___ Given records ___

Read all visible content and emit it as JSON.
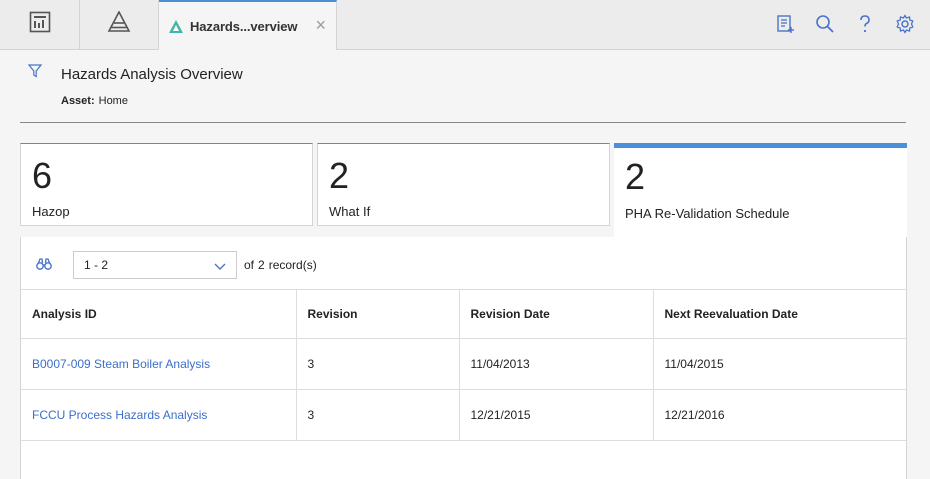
{
  "tabs": {
    "active_title": "Hazards...verview",
    "close": "×"
  },
  "header": {
    "title": "Hazards Analysis Overview",
    "asset_label": "Asset:",
    "asset_value": "Home"
  },
  "cards": [
    {
      "count": "6",
      "label": "Hazop"
    },
    {
      "count": "2",
      "label": "What If"
    },
    {
      "count": "2",
      "label": "PHA Re-Validation Schedule"
    }
  ],
  "toolbar": {
    "range_value": "1 - 2",
    "of_label": "of",
    "record_count": "2",
    "records_label": "record(s)"
  },
  "table": {
    "columns": [
      "Analysis ID",
      "Revision",
      "Revision Date",
      "Next Reevaluation Date"
    ],
    "rows": [
      [
        "B0007-009 Steam Boiler Analysis",
        "3",
        "11/04/2013",
        "11/04/2015"
      ],
      [
        "FCCU Process Hazards Analysis",
        "3",
        "12/21/2015",
        "12/21/2016"
      ]
    ]
  },
  "colors": {
    "accent": "#4a90d9",
    "link": "#3b6fc9"
  }
}
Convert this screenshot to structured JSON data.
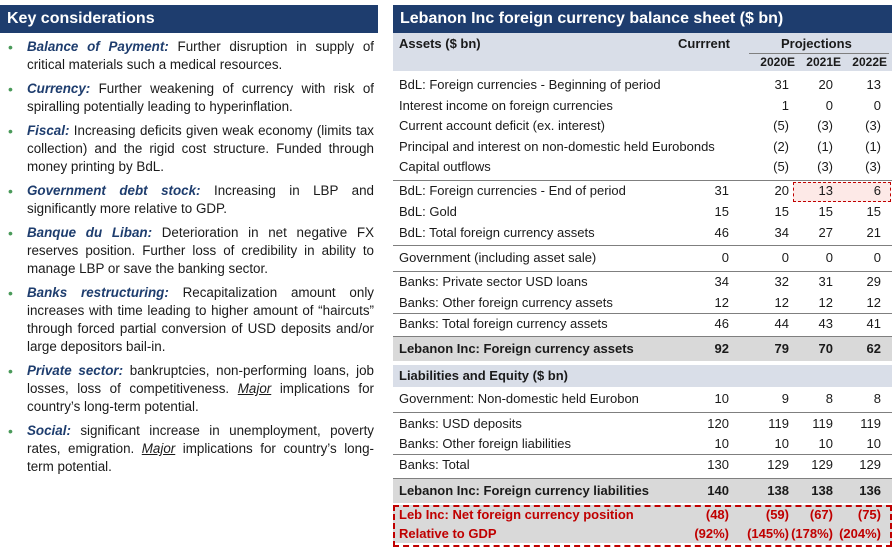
{
  "left": {
    "title": "Key considerations",
    "items": [
      {
        "term": "Balance of Payment:",
        "text": " Further disruption in supply of critical materials such a medical resources."
      },
      {
        "term": "Currency:",
        "text": " Further weakening of currency with risk of spiralling potentially leading to hyperinflation."
      },
      {
        "term": "Fiscal:",
        "text": " Increasing deficits given weak economy (limits tax collection) and the rigid cost structure. Funded through money printing by BdL."
      },
      {
        "term": "Government debt stock:",
        "text": " Increasing in LBP and significantly more relative to GDP."
      },
      {
        "term": "Banque du Liban:",
        "text": " Deterioration in net negative FX reserves position. Further loss of credibility in ability to manage LBP or save the banking sector."
      },
      {
        "term": "Banks restructuring:",
        "text": " Recapitalization amount only increases with time leading to higher amount of “haircuts” through forced partial conversion of USD deposits and/or large depositors bail-in."
      },
      {
        "term": "Private sector:",
        "text": " bankruptcies, non-performing loans, job losses, loss of competitiveness.",
        "em": "Major",
        "tail": " implications for country’s long-term potential."
      },
      {
        "term": "Social:",
        "text": " significant increase in unemployment, poverty rates, emigration.",
        "em": "Major",
        "tail": " implications for country’s long-term potential."
      }
    ]
  },
  "right": {
    "title": "Lebanon Inc foreign currency balance sheet ($ bn)",
    "assets_header": "Assets ($ bn)",
    "current_header": "Currrent",
    "projections_header": "Projections",
    "years": [
      "2020E",
      "2021E",
      "2022E"
    ],
    "rows_a": [
      {
        "label": "BdL: Foreign currencies - Beginning of period",
        "cur": "",
        "v": [
          "31",
          "20",
          "13"
        ]
      },
      {
        "label": "Interest income on foreign currencies",
        "cur": "",
        "v": [
          "1",
          "0",
          "0"
        ]
      },
      {
        "label": "Current account deficit (ex. interest)",
        "cur": "",
        "v": [
          "(5)",
          "(3)",
          "(3)"
        ]
      },
      {
        "label": "Principal and interest on non-domestic held Eurobonds",
        "cur": "",
        "v": [
          "(2)",
          "(1)",
          "(1)"
        ]
      },
      {
        "label": "Capital outflows",
        "cur": "",
        "v": [
          "(5)",
          "(3)",
          "(3)"
        ]
      }
    ],
    "rows_b": [
      {
        "label": "BdL: Foreign currencies - End of period",
        "cur": "31",
        "v": [
          "20",
          "13",
          "6"
        ]
      },
      {
        "label": "BdL: Gold",
        "cur": "15",
        "v": [
          "15",
          "15",
          "15"
        ]
      },
      {
        "label": "BdL: Total foreign currency assets",
        "cur": "46",
        "v": [
          "34",
          "27",
          "21"
        ]
      }
    ],
    "row_gov": {
      "label": "Government (including asset sale)",
      "cur": "0",
      "v": [
        "0",
        "0",
        "0"
      ]
    },
    "rows_banks": [
      {
        "label": "Banks: Private sector USD loans",
        "cur": "34",
        "v": [
          "32",
          "31",
          "29"
        ]
      },
      {
        "label": "Banks: Other foreign currency assets",
        "cur": "12",
        "v": [
          "12",
          "12",
          "12"
        ]
      }
    ],
    "row_banks_total": {
      "label": "Banks: Total foreign currency assets",
      "cur": "46",
      "v": [
        "44",
        "43",
        "41"
      ]
    },
    "assets_total": {
      "label": "Lebanon Inc: Foreign currency assets",
      "cur": "92",
      "v": [
        "79",
        "70",
        "62"
      ]
    },
    "liab_header": "Liabilities and Equity ($ bn)",
    "rows_l": [
      {
        "label": "Government: Non-domestic held Eurobon",
        "cur": "10",
        "v": [
          "9",
          "8",
          "8"
        ]
      },
      {
        "label": "Banks: USD deposits",
        "cur": "120",
        "v": [
          "119",
          "119",
          "119"
        ]
      },
      {
        "label": "Banks: Other foreign liabilities",
        "cur": "10",
        "v": [
          "10",
          "10",
          "10"
        ]
      },
      {
        "label": "Banks: Total",
        "cur": "130",
        "v": [
          "129",
          "129",
          "129"
        ]
      }
    ],
    "liab_total": {
      "label": "Lebanon Inc: Foreign currency liabilities",
      "cur": "140",
      "v": [
        "138",
        "138",
        "136"
      ]
    },
    "net": {
      "label": "Leb Inc: Net foreign currency position",
      "cur": "(48)",
      "v": [
        "(59)",
        "(67)",
        "(75)"
      ]
    },
    "gdp": {
      "label": "Relative to GDP",
      "cur": "(92%)",
      "v": [
        "(145%)",
        "(178%)",
        "(204%)"
      ]
    }
  }
}
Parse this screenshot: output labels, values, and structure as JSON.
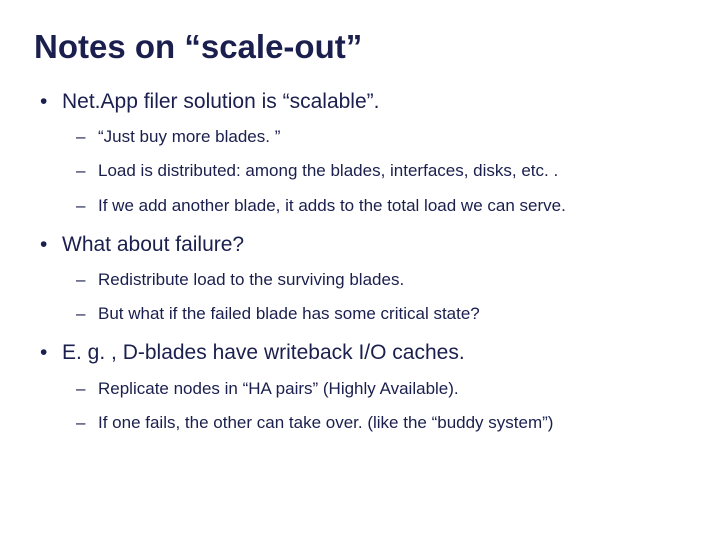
{
  "title": "Notes on “scale-out”",
  "bullets": [
    {
      "text": "Net.App filer solution is “scalable”.",
      "sub": [
        "“Just buy more blades. ”",
        "Load is distributed: among the blades, interfaces, disks, etc. .",
        "If we add another blade, it adds to the total load we can serve."
      ]
    },
    {
      "text": "What about failure?",
      "sub": [
        "Redistribute load to the surviving blades.",
        "But what if the failed blade has some critical state?"
      ]
    },
    {
      "text": "E. g. , D-blades have writeback I/O caches.",
      "sub": [
        "Replicate nodes in “HA pairs” (Highly Available).",
        "If one fails, the other can take over.  (like the “buddy system”)"
      ]
    }
  ]
}
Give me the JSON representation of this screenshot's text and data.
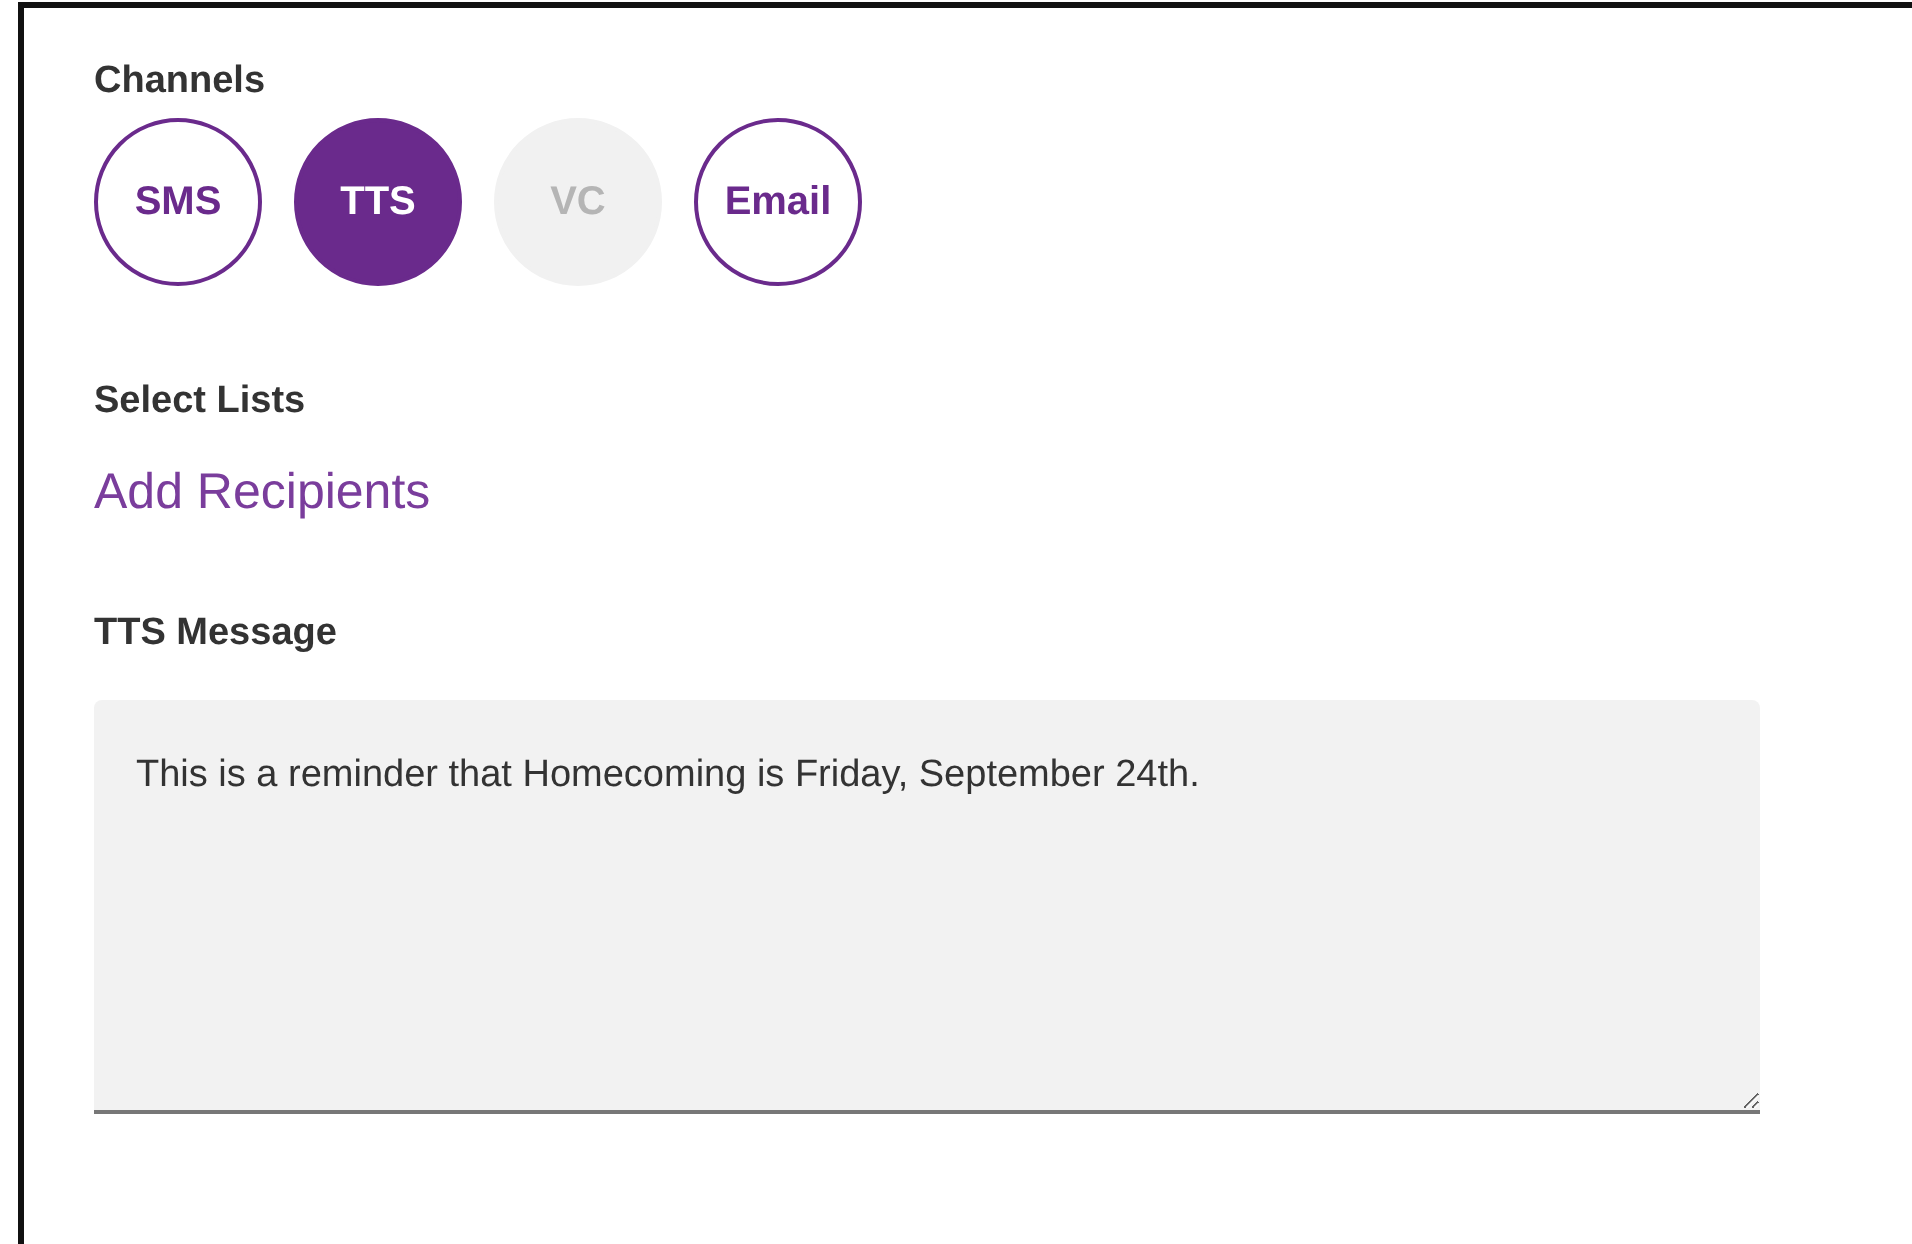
{
  "channels": {
    "label": "Channels",
    "items": [
      {
        "label": "SMS",
        "selected": false,
        "disabled": false
      },
      {
        "label": "TTS",
        "selected": true,
        "disabled": false
      },
      {
        "label": "VC",
        "selected": false,
        "disabled": true
      },
      {
        "label": "Email",
        "selected": false,
        "disabled": false
      }
    ]
  },
  "lists": {
    "label": "Select Lists",
    "link": "Add Recipients"
  },
  "message": {
    "label": "TTS Message",
    "value": "This is a reminder that Homecoming is Friday, September 24th."
  }
}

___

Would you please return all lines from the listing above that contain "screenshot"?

Convert this screenshot to structured JSON data.
Parse this screenshot: output labels, values, and structure as JSON.
Give me the JSON representation of this screenshot's text and data.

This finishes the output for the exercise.